:: TASK ::
In your copy, reproduce each entry exactly and include no picture.

:: INPUT DATA ::
◆ ◆ ◆

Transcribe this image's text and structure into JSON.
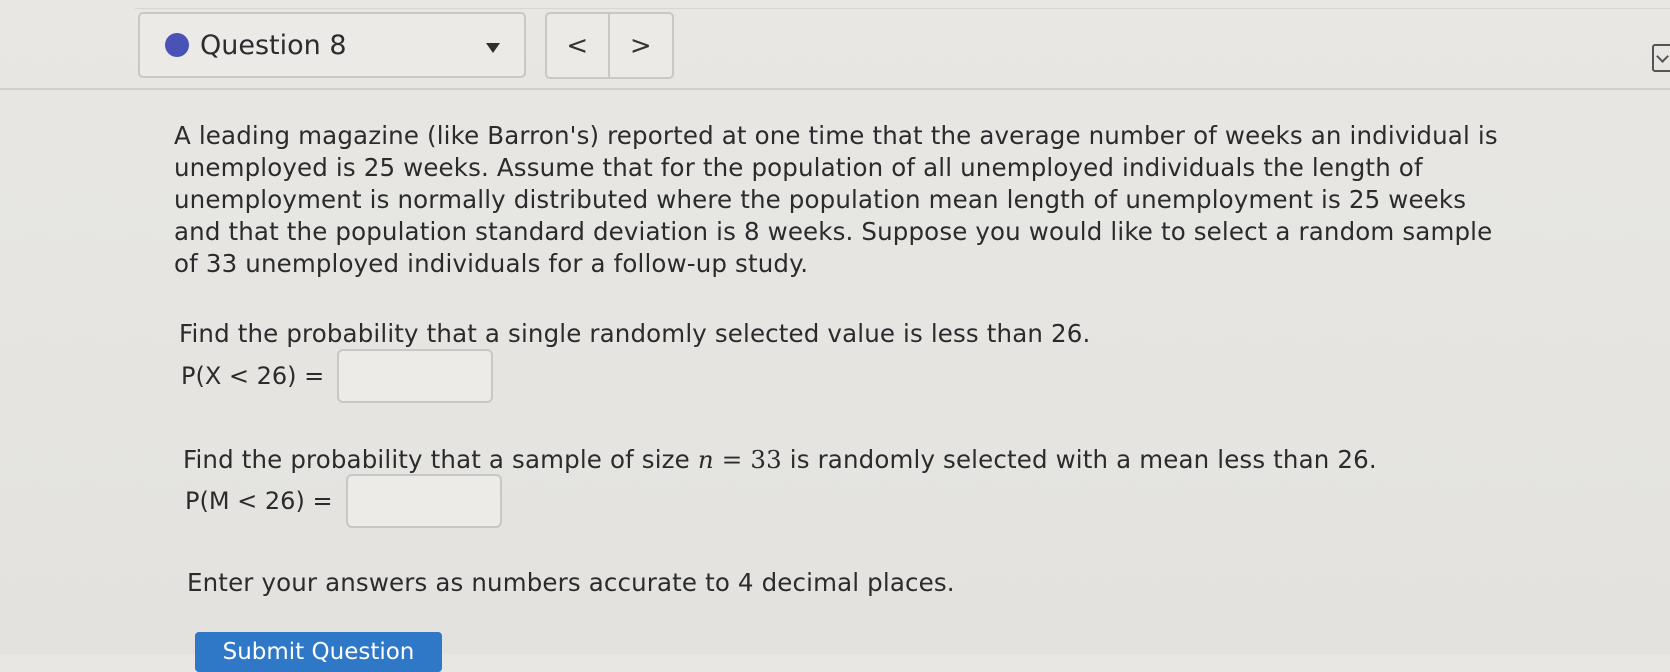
{
  "header": {
    "question_label": "Question 8",
    "status_color": "#4a52b8",
    "dropdown_icon": "caret-down-icon",
    "prev_symbol": "<",
    "next_symbol": ">"
  },
  "problem": {
    "text": "A leading magazine (like Barron's) reported at one time that the average number of weeks an individual is unemployed is 25 weeks. Assume that for the population of all unemployed individuals the length of unemployment is normally distributed where the population mean length of unemployment is 25 weeks and that the population standard deviation is 8 weeks. Suppose you would like to select a random sample of 33 unemployed individuals for a follow-up study."
  },
  "part1": {
    "prompt": "Find the probability that a single randomly selected value is less than 26.",
    "label": "P(X < 26) =",
    "value": ""
  },
  "part2": {
    "prompt_start": "Find the probability that a sample of size ",
    "math_var": "n",
    "math_eq": " = ",
    "math_value": "33",
    "prompt_end": " is randomly selected with a mean less than 26.",
    "label": "P(M < 26) =",
    "value": ""
  },
  "instructions": "Enter your answers as numbers accurate to 4 decimal places.",
  "submit_label": "Submit Question",
  "colors": {
    "accent": "#2f78c7",
    "status_dot": "#4a52b8"
  }
}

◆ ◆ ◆

:: EXPECTED ANSWER ::
Transcribe this image's text and structure into JSON.
{
  "header": {
    "question_label": "Question 8",
    "status_color": "#4a52b8",
    "dropdown_icon": "caret-down-icon",
    "prev_symbol": "<",
    "next_symbol": ">"
  },
  "problem": {
    "text": "A leading magazine (like Barron's) reported at one time that the average number of weeks an individual is unemployed is 25 weeks. Assume that for the population of all unemployed individuals the length of unemployment is normally distributed where the population mean length of unemployment is 25 weeks and that the population standard deviation is 8 weeks. Suppose you would like to select a random sample of 33 unemployed individuals for a follow-up study."
  },
  "part1": {
    "prompt": "Find the probability that a single randomly selected value is less than 26.",
    "label": "P(X < 26) =",
    "value": ""
  },
  "part2": {
    "prompt_start": "Find the probability that a sample of size ",
    "math_var": "n",
    "math_eq": " = ",
    "math_value": "33",
    "prompt_end": " is randomly selected with a mean less than 26.",
    "label": "P(M < 26) =",
    "value": ""
  },
  "instructions": "Enter your answers as numbers accurate to 4 decimal places.",
  "submit_label": "Submit Question",
  "colors": {
    "accent": "#2f78c7",
    "status_dot": "#4a52b8"
  }
}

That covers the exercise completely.